Dr. Bowden makes an objection to the office of Ruling Elder, as it exists in the Presbyterian Church, which I scarcely expected from so grave a reasoner. It is this: That if the office be such as we represent it, and the Scriptural warrant for it such as we are in the habit of quoting, especially if 1 Tim. v. 17. be considered as pointing out this class of Elders, that then there ought to be a salary or some kind of temporal support annexed to the office. * But," he adds, “to put a Ruling “ Elder in this respect, upon a footing with a mi$ nister of the word, is altogether preposterous.

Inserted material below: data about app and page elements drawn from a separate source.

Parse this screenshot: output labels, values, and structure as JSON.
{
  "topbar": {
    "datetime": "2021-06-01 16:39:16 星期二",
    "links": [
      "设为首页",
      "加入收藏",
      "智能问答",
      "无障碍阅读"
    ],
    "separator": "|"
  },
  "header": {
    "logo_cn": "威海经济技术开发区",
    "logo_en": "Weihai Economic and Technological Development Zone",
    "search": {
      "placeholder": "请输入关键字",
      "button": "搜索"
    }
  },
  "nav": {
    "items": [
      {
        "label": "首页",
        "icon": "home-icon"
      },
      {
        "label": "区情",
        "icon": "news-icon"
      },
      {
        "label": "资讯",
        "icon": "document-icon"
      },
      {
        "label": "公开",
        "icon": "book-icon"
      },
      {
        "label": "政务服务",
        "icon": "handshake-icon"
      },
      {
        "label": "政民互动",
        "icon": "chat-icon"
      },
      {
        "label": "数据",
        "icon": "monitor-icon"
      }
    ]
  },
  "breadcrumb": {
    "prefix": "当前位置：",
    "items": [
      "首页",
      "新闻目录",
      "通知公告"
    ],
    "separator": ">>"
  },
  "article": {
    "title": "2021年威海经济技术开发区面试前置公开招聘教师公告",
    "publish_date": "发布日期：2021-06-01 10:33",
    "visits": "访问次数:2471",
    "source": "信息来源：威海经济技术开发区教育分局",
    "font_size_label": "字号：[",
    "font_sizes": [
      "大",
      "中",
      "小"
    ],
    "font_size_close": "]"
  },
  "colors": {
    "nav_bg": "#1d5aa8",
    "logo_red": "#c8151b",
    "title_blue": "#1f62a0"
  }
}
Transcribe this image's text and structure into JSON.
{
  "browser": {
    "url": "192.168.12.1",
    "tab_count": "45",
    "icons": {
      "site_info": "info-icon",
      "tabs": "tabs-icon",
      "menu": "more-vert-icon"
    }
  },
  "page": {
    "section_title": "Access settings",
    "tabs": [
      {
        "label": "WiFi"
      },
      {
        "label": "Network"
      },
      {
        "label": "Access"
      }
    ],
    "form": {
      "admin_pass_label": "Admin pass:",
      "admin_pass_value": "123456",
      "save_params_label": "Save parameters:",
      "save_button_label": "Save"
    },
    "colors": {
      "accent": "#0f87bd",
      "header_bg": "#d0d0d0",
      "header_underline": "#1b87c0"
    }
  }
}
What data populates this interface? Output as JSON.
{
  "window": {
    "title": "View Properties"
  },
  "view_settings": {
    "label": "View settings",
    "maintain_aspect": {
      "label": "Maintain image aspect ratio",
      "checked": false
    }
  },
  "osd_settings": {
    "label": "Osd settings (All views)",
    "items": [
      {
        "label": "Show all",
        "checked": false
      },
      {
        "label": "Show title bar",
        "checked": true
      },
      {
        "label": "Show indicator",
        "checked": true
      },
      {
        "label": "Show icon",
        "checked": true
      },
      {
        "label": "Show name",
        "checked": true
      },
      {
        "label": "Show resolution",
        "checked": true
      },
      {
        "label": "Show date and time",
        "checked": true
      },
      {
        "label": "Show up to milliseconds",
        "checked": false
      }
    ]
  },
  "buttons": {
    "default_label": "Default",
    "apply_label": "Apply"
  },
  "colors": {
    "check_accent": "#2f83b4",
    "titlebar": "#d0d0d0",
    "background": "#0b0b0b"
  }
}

. When I began these sheets, it was my intention to take notice of all the material points in the Letters of Dr. Kemp, as well as in the writings of my other opponents ; and ac. cordingly I made a kind of engagement to do so, in a former Letter. But I had not gone far on this plan, before it became apparent that fulfilling my engagement would be equally useless and irksome. The fact is, that the “Rector of Great
Choptank,” has scarcely stated a single objection or argu. ment, but what has been exhibited with more plausibility and strength by Dr. Bowden. In refuting the latter, there. fore, the former is, of course, refuted. On this account I beg to be excused in future, for passing over the attack of Dr. Kemp in silence.
“ And I am convinced that your Congregations 4 would think it so, were it proposed to allow the “ Ruling Elders as ample a salary as they do their “ ministers, or any salary at all. Let the experi“ ment be made universally in your Churches, and “ I will commit myself, that we shall never see the “ face of a Ruling Elder again.” 1. 201. But what has this to do with the Apostolic institution of the Ruling Elder's office? Suppose it conceded, that a compensation ought to be made to this class of of. ficers, for their services; and suppose it also con. ceded, that no such compensation is ever, in fact, made; will it follow that such officers cannot be of divine appointment? Dr. B. would think it strange reasoning in any man to infer, that, because the labourer is worthy of his hire, his clerical commis. sion depends on the payment of his salary; and that if the one should be withdrawn, the other would cease with it. Did the Apostle Paul cease to be a Minister of Jesus Christ because he laboured, working with his own hands, that he might not be chargeable to any; while, at the same time, he declared, that they who serve at the altar, should live by the altar? Nothing can be more absurd than to suppose it. Yet this, even conceding the fact for which Dr. B. contends, is the amount of his whole argument.
But the fact cannot be conceded. If Dr. Bow. den had been as well acquainted with the Presbyte. rian Church, as a discreet man would have taken care to be, before he suffered himself to speak so
confidently on the subject, he would have known, that a compensation for their services has often been made to Ruling Elders; and that the nature and amount of this compensation, depend on the circumstances of the Elders themselves, and of the Church which they serve.
But, leaving this collateral inquiry, it is time that we should return to the main question; which shall be resumed in the next Letter.